By Ryan Wallace
After forming in late 2014 and releasing a steady streak of singles since then, The Blinders found success in September this year upon the release of their debut full-length, Columbia. However, whilst the record has garnered a mass of attention towards the band, witnessing their live performance at The Cluny made it evident that their first album can only account for half of their intrigue and subsequent popularity.
Opening the night was local indie rock outfit Baltic. With their light hearted sound, the quartet provided a set of fun modern indie tracks, including their Spotify hit, Bleak. Following Baltic were Calva Louise, a lo-fi bubble gum punk trio from London. Pushing forward a sound that fuses buzzing guitars with terrifyingly beautiful harmonies, they gave The Cluny’s atmosphere a taste of vibrancy and colour before the black and white psychedelia of The Blinders kicked in.
Marking a stage presence similar to that of a younger incarnation of Arthur Brown, singer/guitarist Thomas Haywood brought a ferociously primal atmosphere to the Cluny’s tight crowd quarters.
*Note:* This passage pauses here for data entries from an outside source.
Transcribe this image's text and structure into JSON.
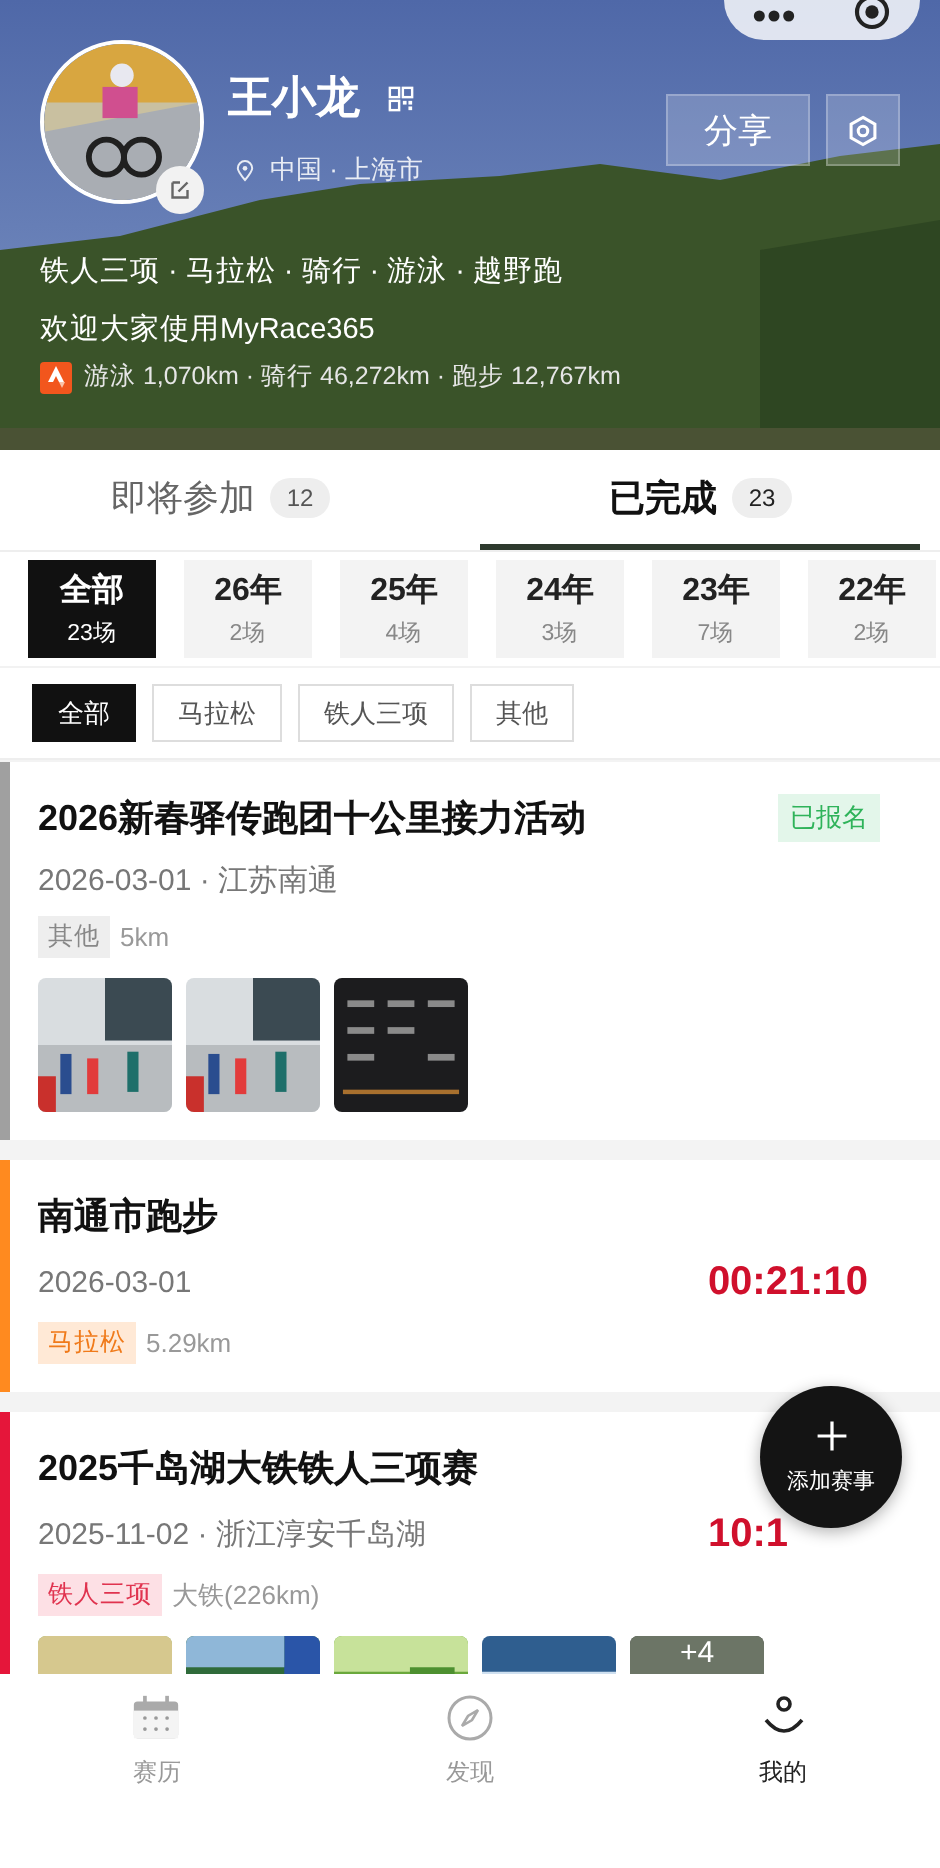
{
  "header": {
    "name": "王小龙",
    "location": "中国 · 上海市",
    "share_label": "分享",
    "sports": "铁人三项 · 马拉松 · 骑行 · 游泳 · 越野跑",
    "bio": "欢迎大家使用MyRace365",
    "stats": "游泳 1,070km · 骑行 46,272km · 跑步 12,767km"
  },
  "tabs": [
    {
      "label": "即将参加",
      "count": "12",
      "selected": false
    },
    {
      "label": "已完成",
      "count": "23",
      "selected": true
    }
  ],
  "years": [
    {
      "label": "全部",
      "count": "23场",
      "selected": true
    },
    {
      "label": "26年",
      "count": "2场",
      "selected": false
    },
    {
      "label": "25年",
      "count": "4场",
      "selected": false
    },
    {
      "label": "24年",
      "count": "3场",
      "selected": false
    },
    {
      "label": "23年",
      "count": "7场",
      "selected": false
    },
    {
      "label": "22年",
      "count": "2场",
      "selected": false
    }
  ],
  "filters": [
    {
      "label": "全部",
      "selected": true
    },
    {
      "label": "马拉松",
      "selected": false
    },
    {
      "label": "铁人三项",
      "selected": false
    },
    {
      "label": "其他",
      "selected": false
    }
  ],
  "races": [
    {
      "kind": "other",
      "title": "2026新春驿传跑团十公里接力活动",
      "date": "2026-03-01 · 江苏南通",
      "tag": "其他",
      "distance": "5km",
      "status": "已报名"
    },
    {
      "kind": "marathon",
      "title": "南通市跑步",
      "date": "2026-03-01",
      "tag": "马拉松",
      "distance": "5.29km",
      "time": "00:21:10"
    },
    {
      "kind": "triathlon",
      "title": "2025千岛湖大铁铁人三项赛",
      "date": "2025-11-02 · 浙江淳安千岛湖",
      "tag": "铁人三项",
      "distance": "大铁(226km)",
      "time": "10:1",
      "more_count": "+4"
    }
  ],
  "fab": {
    "label": "添加赛事"
  },
  "nav": [
    {
      "label": "赛历",
      "selected": false
    },
    {
      "label": "发现",
      "selected": false
    },
    {
      "label": "我的",
      "selected": true
    }
  ]
}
Coupled with tight yet frenetic performances from bassist Charlie McGough and drummer Matthew Neale, the band powered through new album tracks such as the punk fuelled Hate Song and bouncing folk tune Rat In A Cage. In addition to showcasing their new stuff, the boys performed past singles such as Brave New World and Ramona Flowers.
Seemingly pulling a range of influences from artists going as far as The Fall to The Black Angels to Bob Dylan, the trio provided an aura of gritty punk energy infused with a darkened psychedelic overlay, marking a triumphant statement of their sound and style upon the Geordie audience.
The band’s ability to keep their influences of punk, psychedelic rock and folk going at full speed whilst still keeping up a level of energy and ferocity throughout the gig makes The Blinders a standout amongst current modern indie rock contemporaries.
This only makes it all the more exciting to see what they do next with their sound and their live performances.